Miles 1-4: I’ll be honest––I spent the first mile waiting my calf to give out completely. Thankfully that didn’t happen, and eventually my focus redirected from my right leg to the beautiful views and the excitement around me. By Mile 4 I had settled in to my run. Things were looking up.
Mile 5: No really, things were literally looking up. Mile 5 marked the start of the massive uphill to the Golden Gate Bridge… And unfortunately, my calf made sure I felt every step. Despite the discomfort, I pressed on and remained focused on just making it to the top. For a few minutes I thought it might be the beginning of the end but, as soon as I made it to the top and the hills leveled out a bit, I suddenly didn’t feel anything anymore. Not a twinge. Nothing.
By some small miracle, my calf never bothered me again for the rest of the race. WOOT!
Miles 6-17: This part of the course brought me across the Golden Gate Bridge (and back), through Park Presidio, the Richmond and then through the winding paths of Golden Gate Park. Holy rolling hills, but much to my surprise, I felt strong! The hubs greeted me in the park at Mile 15 with a big smile and encouraging words. He followed me by bike from that point on, snapping photos and cheering me along every few miles for the rest of the race.
Miles 18-22: Mile 18 is where things started to get tough. I tried to enjoy the long downhill from Golden Gate Park into Haight Ashbury but by that time my quads were shot, the sun was out in full force and I could feel my body temp inching up slowly. The rolling hills continued and the water stations seemed sparse, neither of which helped my dropping energy levels.
So, when things started getting really tough around Mile 21 I did what any girl would do––I texted my girlfriends who were tracking me along the way. Their replies:
OMG. Texting from the marathon. Bad ass! Keep goingggggggggg ––Katie
Just think about how great your bum is going to look after this race thanks to all those hills. ––Libby
Start deciding what you want for brunch. ––Anne
You’ve made it through the hardest part (the middle miles) too! … Also, keep planning your cartwheel across the finish line. :) Go girl!!!!!!! ––Lauren
And thanks to those girls, I trudged on.
Miles 22-26.2: Man-oh-man. If you look at my splits, it’s obvious this is where things got rough. The sun was taking its toll, not just on me but other runners too. I counted three people down in the span of one mile and, at one point, prayed I wasn’t the next one to crash into the cement.
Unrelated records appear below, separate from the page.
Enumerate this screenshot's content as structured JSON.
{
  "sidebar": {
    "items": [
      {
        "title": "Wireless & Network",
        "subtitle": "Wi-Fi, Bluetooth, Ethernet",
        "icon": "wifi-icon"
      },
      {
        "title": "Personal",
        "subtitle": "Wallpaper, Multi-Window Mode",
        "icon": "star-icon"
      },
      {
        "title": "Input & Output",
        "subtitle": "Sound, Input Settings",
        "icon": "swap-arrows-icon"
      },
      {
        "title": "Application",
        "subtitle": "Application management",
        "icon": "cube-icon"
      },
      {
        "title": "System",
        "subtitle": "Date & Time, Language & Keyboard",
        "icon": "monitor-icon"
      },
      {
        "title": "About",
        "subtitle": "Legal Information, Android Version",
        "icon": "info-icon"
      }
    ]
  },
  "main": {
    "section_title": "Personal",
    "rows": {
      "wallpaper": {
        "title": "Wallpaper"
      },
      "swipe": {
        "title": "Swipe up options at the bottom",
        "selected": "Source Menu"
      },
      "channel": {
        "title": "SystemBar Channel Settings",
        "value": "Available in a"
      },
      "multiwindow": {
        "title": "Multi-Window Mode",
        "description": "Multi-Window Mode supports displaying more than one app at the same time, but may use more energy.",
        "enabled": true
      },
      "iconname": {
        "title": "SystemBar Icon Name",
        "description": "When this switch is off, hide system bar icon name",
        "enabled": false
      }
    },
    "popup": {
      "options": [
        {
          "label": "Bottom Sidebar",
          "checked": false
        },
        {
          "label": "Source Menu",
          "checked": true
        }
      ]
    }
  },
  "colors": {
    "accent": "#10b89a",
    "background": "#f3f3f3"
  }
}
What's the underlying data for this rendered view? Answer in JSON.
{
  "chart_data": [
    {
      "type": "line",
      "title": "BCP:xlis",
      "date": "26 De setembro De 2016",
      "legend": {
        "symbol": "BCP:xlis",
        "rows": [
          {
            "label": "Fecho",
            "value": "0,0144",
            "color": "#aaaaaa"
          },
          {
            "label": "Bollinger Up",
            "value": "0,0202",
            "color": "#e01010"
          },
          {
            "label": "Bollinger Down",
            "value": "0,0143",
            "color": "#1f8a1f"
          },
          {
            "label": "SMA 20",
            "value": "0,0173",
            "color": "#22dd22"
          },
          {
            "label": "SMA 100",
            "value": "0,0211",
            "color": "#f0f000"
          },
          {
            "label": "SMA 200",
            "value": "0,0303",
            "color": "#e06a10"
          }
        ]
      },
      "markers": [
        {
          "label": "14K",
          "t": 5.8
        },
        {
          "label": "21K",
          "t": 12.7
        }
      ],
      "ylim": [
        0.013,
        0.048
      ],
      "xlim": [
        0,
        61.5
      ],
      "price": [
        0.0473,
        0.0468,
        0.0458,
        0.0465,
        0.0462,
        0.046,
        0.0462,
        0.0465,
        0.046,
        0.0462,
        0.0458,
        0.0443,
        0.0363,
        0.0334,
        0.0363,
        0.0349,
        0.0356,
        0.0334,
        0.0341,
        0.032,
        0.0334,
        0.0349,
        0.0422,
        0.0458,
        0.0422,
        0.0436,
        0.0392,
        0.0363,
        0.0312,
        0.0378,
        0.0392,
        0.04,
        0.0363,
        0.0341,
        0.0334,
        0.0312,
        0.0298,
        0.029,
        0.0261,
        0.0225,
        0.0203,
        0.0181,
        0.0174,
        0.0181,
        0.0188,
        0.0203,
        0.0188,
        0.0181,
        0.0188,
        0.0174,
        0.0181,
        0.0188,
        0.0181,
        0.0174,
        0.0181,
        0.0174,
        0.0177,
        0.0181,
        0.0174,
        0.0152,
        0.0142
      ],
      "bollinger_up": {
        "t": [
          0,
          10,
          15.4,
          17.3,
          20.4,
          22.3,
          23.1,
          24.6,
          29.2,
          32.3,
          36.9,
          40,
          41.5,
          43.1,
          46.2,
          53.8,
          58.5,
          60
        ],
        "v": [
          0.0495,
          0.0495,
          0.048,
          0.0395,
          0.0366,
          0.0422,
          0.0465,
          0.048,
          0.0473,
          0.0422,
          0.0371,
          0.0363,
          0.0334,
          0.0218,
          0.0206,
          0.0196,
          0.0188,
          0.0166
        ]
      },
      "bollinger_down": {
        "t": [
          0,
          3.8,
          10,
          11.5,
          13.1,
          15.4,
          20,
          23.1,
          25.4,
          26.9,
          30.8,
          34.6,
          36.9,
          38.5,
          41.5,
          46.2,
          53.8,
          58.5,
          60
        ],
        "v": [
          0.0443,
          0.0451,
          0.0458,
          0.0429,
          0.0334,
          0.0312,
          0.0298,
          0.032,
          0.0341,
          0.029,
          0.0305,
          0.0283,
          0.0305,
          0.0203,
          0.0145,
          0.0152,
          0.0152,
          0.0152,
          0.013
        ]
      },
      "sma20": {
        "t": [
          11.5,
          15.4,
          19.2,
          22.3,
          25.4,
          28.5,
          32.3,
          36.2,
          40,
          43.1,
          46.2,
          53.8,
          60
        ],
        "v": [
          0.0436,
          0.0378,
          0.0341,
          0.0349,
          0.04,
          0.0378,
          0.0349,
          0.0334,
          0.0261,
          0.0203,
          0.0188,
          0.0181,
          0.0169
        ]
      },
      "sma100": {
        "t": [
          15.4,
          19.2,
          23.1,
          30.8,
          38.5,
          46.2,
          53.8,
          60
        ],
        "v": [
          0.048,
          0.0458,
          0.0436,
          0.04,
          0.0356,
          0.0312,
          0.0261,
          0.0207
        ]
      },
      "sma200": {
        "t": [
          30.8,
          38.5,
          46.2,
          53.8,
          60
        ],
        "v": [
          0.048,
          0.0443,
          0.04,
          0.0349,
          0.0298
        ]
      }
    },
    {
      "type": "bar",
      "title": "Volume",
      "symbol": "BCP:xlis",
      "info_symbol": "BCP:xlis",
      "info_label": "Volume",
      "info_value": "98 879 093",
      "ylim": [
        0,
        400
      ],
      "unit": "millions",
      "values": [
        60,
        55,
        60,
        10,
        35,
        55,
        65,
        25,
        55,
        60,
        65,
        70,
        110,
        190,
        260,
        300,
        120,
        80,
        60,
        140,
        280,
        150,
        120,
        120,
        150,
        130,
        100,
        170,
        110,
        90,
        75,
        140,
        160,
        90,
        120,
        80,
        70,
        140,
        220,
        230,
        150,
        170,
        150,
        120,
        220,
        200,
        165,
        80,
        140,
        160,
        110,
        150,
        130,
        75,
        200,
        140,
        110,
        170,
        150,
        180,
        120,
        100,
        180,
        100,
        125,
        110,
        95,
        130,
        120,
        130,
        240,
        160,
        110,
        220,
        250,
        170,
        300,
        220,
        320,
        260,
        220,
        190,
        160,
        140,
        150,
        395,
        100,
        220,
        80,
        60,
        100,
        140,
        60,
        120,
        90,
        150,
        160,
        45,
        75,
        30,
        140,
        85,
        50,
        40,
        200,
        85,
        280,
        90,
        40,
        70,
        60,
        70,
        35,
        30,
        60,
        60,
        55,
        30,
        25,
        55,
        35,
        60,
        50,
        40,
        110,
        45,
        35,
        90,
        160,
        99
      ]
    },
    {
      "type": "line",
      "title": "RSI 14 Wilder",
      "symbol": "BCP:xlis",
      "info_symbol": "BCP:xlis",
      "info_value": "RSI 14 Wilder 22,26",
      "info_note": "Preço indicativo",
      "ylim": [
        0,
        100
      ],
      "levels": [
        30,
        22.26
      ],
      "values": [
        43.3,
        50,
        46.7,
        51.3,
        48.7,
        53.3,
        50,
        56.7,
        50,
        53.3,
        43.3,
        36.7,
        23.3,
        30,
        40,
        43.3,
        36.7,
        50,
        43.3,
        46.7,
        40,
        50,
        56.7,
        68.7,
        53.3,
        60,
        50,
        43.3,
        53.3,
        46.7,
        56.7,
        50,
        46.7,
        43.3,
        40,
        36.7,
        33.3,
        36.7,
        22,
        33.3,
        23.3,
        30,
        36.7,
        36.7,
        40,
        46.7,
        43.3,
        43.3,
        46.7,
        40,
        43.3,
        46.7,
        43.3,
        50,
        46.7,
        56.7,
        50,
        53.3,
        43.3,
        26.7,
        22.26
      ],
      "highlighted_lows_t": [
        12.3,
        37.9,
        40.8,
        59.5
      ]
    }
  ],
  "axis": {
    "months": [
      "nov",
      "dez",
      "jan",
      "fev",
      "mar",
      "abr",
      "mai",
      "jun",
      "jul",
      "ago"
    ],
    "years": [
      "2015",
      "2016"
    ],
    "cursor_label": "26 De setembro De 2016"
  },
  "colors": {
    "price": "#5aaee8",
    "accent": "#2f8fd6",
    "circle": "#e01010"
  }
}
Mile after mile though, the hubs was there to cheer me on, the inspirational texts kept coming in and before I knew it I was stepping across the finish line!
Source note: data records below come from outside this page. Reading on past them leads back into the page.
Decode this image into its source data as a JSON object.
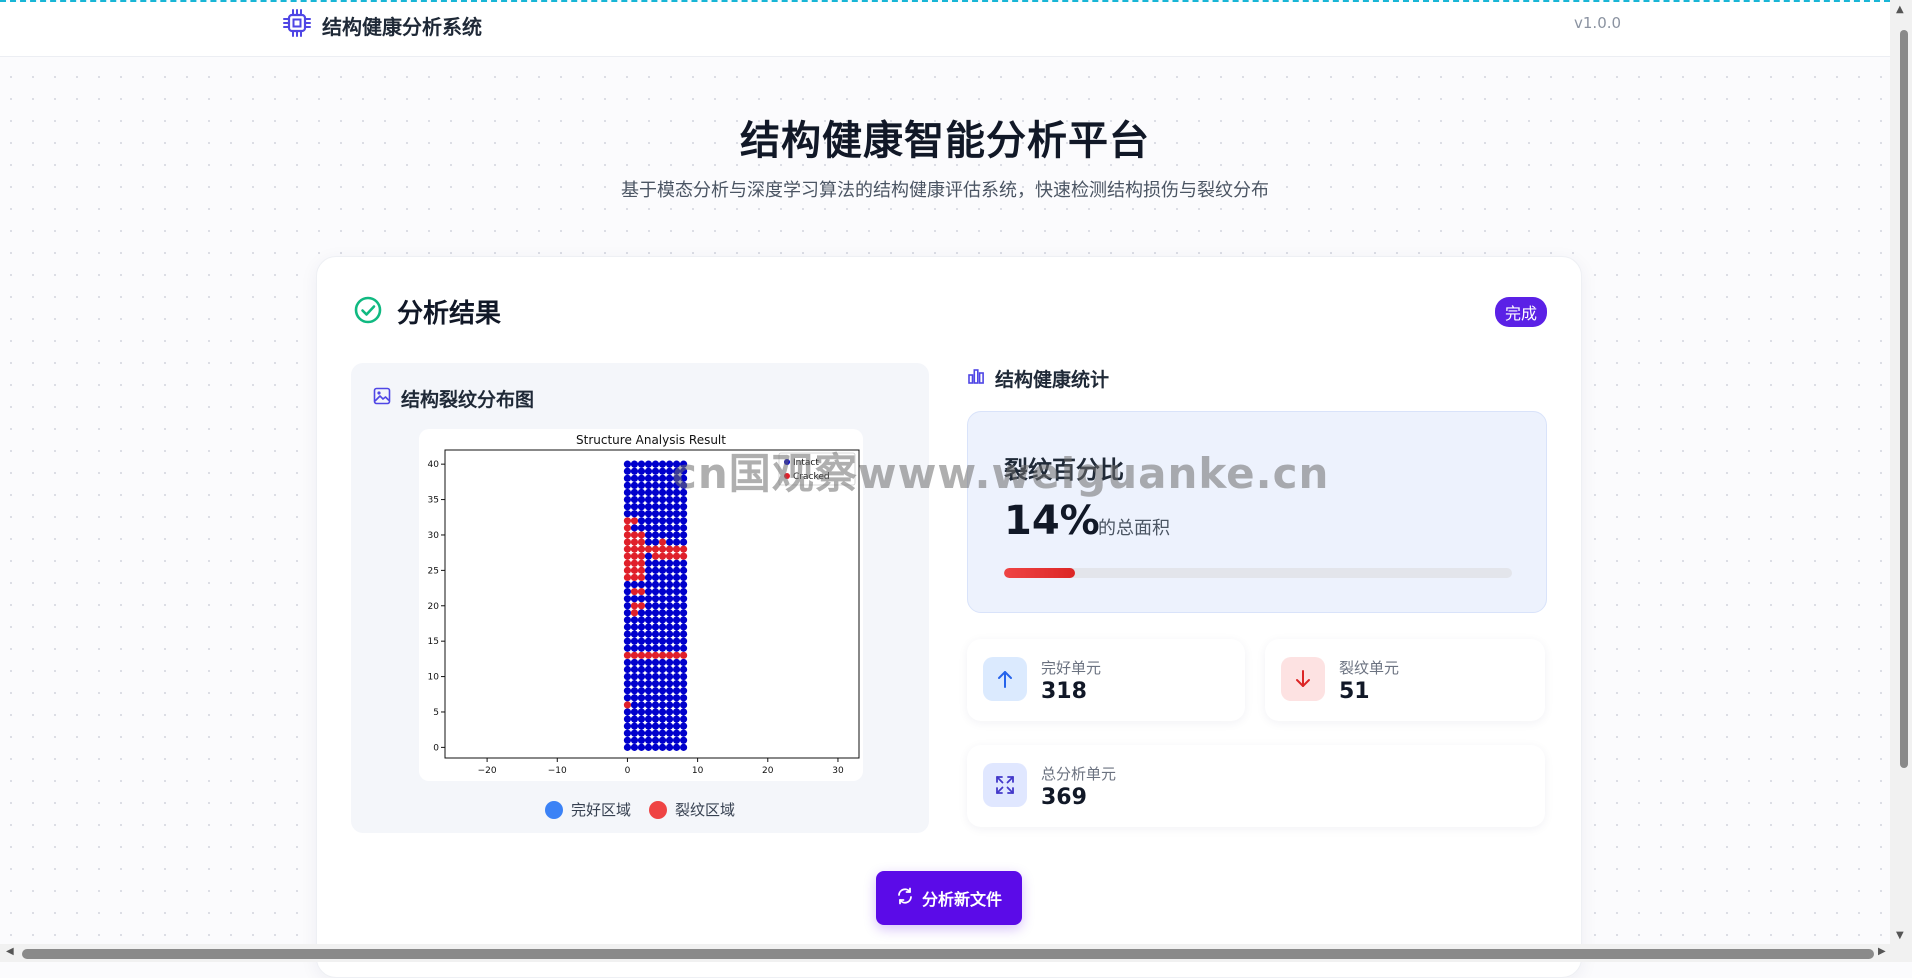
{
  "header": {
    "brand": "结构健康分析系统",
    "version": "v1.0.0",
    "logo_icon": "cpu-chip-icon"
  },
  "hero": {
    "title": "结构健康智能分析平台",
    "subtitle": "基于模态分析与深度学习算法的结构健康评估系统，快速检测结构损伤与裂纹分布"
  },
  "result": {
    "title": "分析结果",
    "status": "完成",
    "left_title": "结构裂纹分布图",
    "legend": {
      "intact": "完好区域",
      "cracked": "裂纹区域"
    },
    "right_title": "结构健康统计",
    "crack_ratio": {
      "label": "裂纹百分比",
      "value": "14%",
      "unit": "的总面积",
      "fraction": 0.14
    },
    "stats": [
      {
        "label": "完好单元",
        "value": "318",
        "icon": "arrow-up-icon"
      },
      {
        "label": "裂纹单元",
        "value": "51",
        "icon": "arrow-down-icon"
      },
      {
        "label": "总分析单元",
        "value": "369",
        "icon": "expand-icon"
      }
    ],
    "new_button": "分析新文件"
  },
  "chart_data": {
    "type": "scatter",
    "title": "Structure Analysis Result",
    "xlim": [
      -26,
      33
    ],
    "ylim": [
      -1.5,
      42
    ],
    "x_ticks": [
      -20,
      -10,
      0,
      10,
      20,
      30
    ],
    "y_ticks": [
      0,
      5,
      10,
      15,
      20,
      25,
      30,
      35,
      40
    ],
    "legend_labels": [
      "Intact",
      "Cracked"
    ],
    "legend_placement": "top-right",
    "grid": "9 columns (x = 0..8) by 41 rows (y = 0..40), 369 points",
    "series": [
      {
        "name": "Intact",
        "color": "#0000cc",
        "count": 318
      },
      {
        "name": "Cracked",
        "color": "#e0202a",
        "count": 51,
        "points": [
          [
            0,
            6
          ],
          [
            0,
            13
          ],
          [
            1,
            13
          ],
          [
            2,
            13
          ],
          [
            3,
            13
          ],
          [
            4,
            13
          ],
          [
            5,
            13
          ],
          [
            6,
            13
          ],
          [
            7,
            13
          ],
          [
            8,
            13
          ],
          [
            1,
            19
          ],
          [
            1,
            20
          ],
          [
            2,
            20
          ],
          [
            1,
            22
          ],
          [
            2,
            22
          ],
          [
            0,
            24
          ],
          [
            1,
            24
          ],
          [
            2,
            24
          ],
          [
            0,
            25
          ],
          [
            1,
            25
          ],
          [
            2,
            25
          ],
          [
            0,
            26
          ],
          [
            1,
            26
          ],
          [
            2,
            26
          ],
          [
            0,
            27
          ],
          [
            1,
            27
          ],
          [
            2,
            27
          ],
          [
            4,
            27
          ],
          [
            5,
            27
          ],
          [
            6,
            27
          ],
          [
            7,
            27
          ],
          [
            8,
            27
          ],
          [
            0,
            28
          ],
          [
            1,
            28
          ],
          [
            2,
            28
          ],
          [
            3,
            28
          ],
          [
            4,
            28
          ],
          [
            5,
            28
          ],
          [
            6,
            28
          ],
          [
            7,
            28
          ],
          [
            8,
            28
          ],
          [
            0,
            29
          ],
          [
            1,
            29
          ],
          [
            2,
            29
          ],
          [
            5,
            29
          ],
          [
            0,
            30
          ],
          [
            1,
            30
          ],
          [
            2,
            30
          ],
          [
            0,
            31
          ],
          [
            0,
            32
          ],
          [
            1,
            32
          ]
        ]
      }
    ]
  },
  "colors": {
    "accent": "#5b0be8",
    "intact": "#3b82f6",
    "cracked": "#ef4444",
    "success": "#10b981"
  },
  "watermark": "cn国观察www.weiguanke.cn"
}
Total Time: 4:13:23 // Average Pace: 9:39/mile // Elevation Gain: 1,450 feet
FINISH LINE FEELINGS
For efficiency, I’ll just sum up the 30 seconds of emotions that ensued after crossing the finish line:
Wait, I finished? I finished!!! !!! !!! Um, that was hard. But, holy sh*t! I did it!!! Gah, I forgot to stop my watch. Husband! Nope, you’re definitely not my husband. She better not try to give me a Half Marathon medal. God this thing is heavy. Full Marathon medal, check! Wait, is that…. milk? Nope, it’s water. In a box. WATER!!! Wait so, that’s it? It’s over? Um, I can’t possibly be sad about that. Did someone just say ‘beer’?
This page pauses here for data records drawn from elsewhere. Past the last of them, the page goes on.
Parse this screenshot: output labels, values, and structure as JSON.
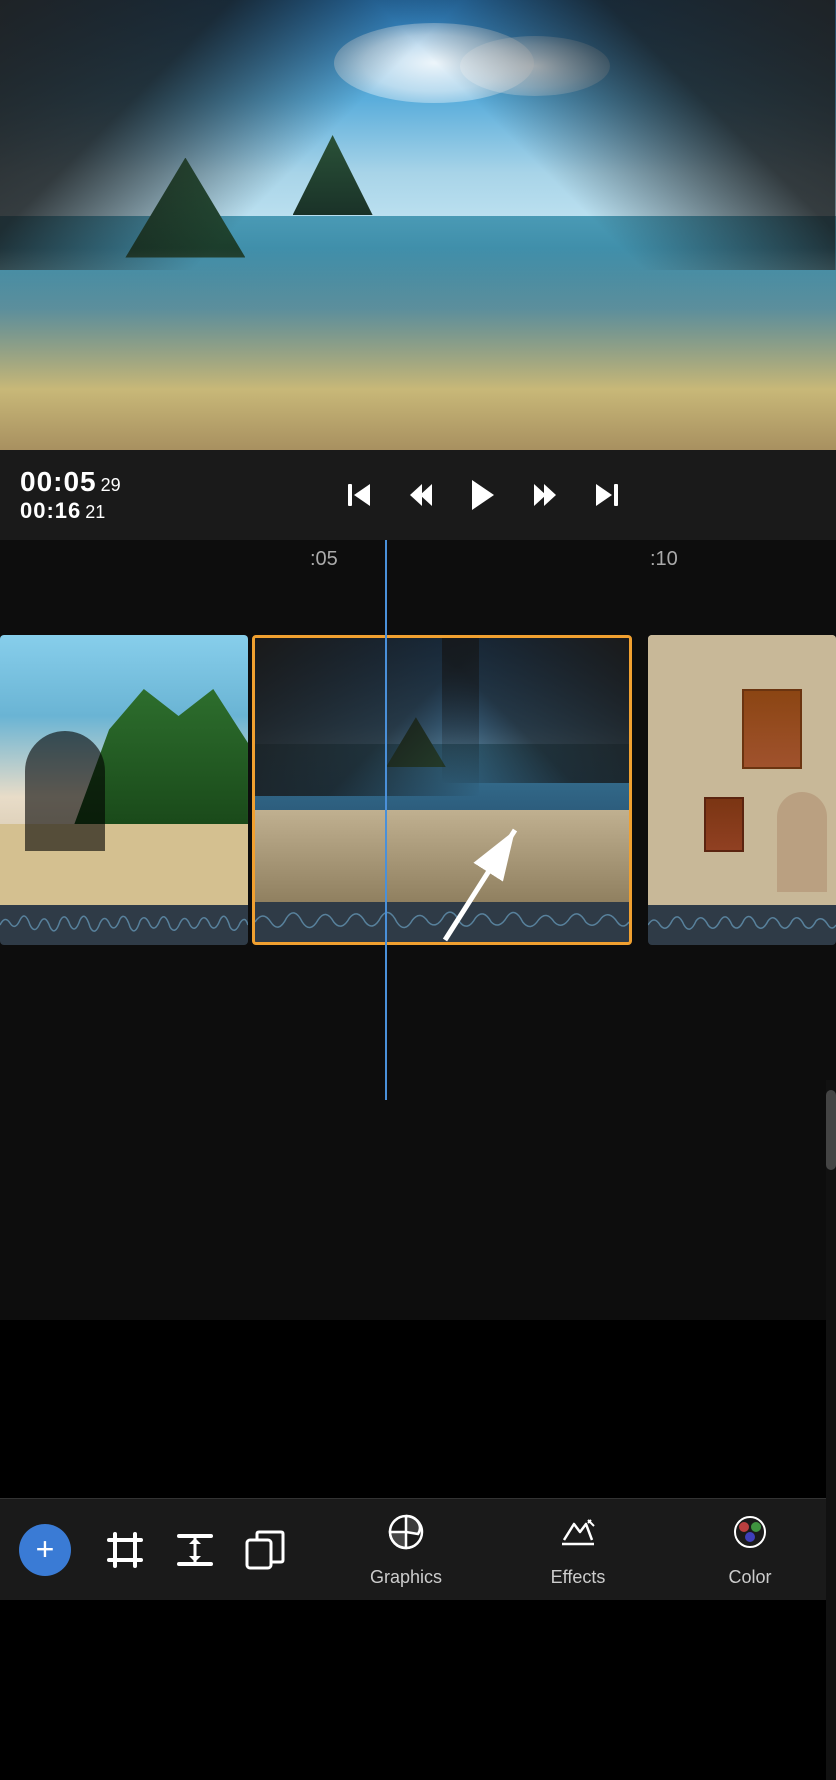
{
  "preview": {
    "alt": "Boat on ocean with islands in background"
  },
  "controls": {
    "timecode_current": "00:05",
    "timecode_current_frame": "29",
    "timecode_total": "00:16",
    "timecode_total_frame": "21"
  },
  "timeline": {
    "marker1": ":05",
    "marker2": ":10"
  },
  "clips": [
    {
      "id": "clip1",
      "label": "Beach girl clip",
      "selected": false
    },
    {
      "id": "clip2",
      "label": "Boat clip",
      "selected": true
    },
    {
      "id": "clip3",
      "label": "Building clip",
      "selected": false
    }
  ],
  "toolbar": {
    "add_label": "+",
    "tool1_label": "trim",
    "tool2_label": "split",
    "tool3_label": "duplicate",
    "nav_graphics": "Graphics",
    "nav_effects": "Effects",
    "nav_color": "Color"
  }
}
So, I spent the rest of Sunday pretty much endorphin-wasted. If you’ve never experienced this level of “runner’s high”––you must because it’s absolutely hysterical. After a long shower and an even longer nap, the boys took Erin and I out for Mex & margs to celebrate.
I’ve been living in high waisted skinny pants since Sunday because, well, they feel amazing. Kind of like a compression sock for my whole lower body. Monday was slow going and going up and down stairs was absolutely dreadful. But after a few days of rest with some light walking mixed in, I’m feeling about 90% recovered at this point. I haven’t felt up to running yet but I’m getting there and am most looking forward to adding strength workouts back into my routine!
How’d it go? Awesome. I loved it. Training was tough, but the race itself was completely amazing. I’m now more in love with running than I ever have been before.
Would I ever do it again? I promised my mom I wouldn’t… but… Well, let’s just leave it at that.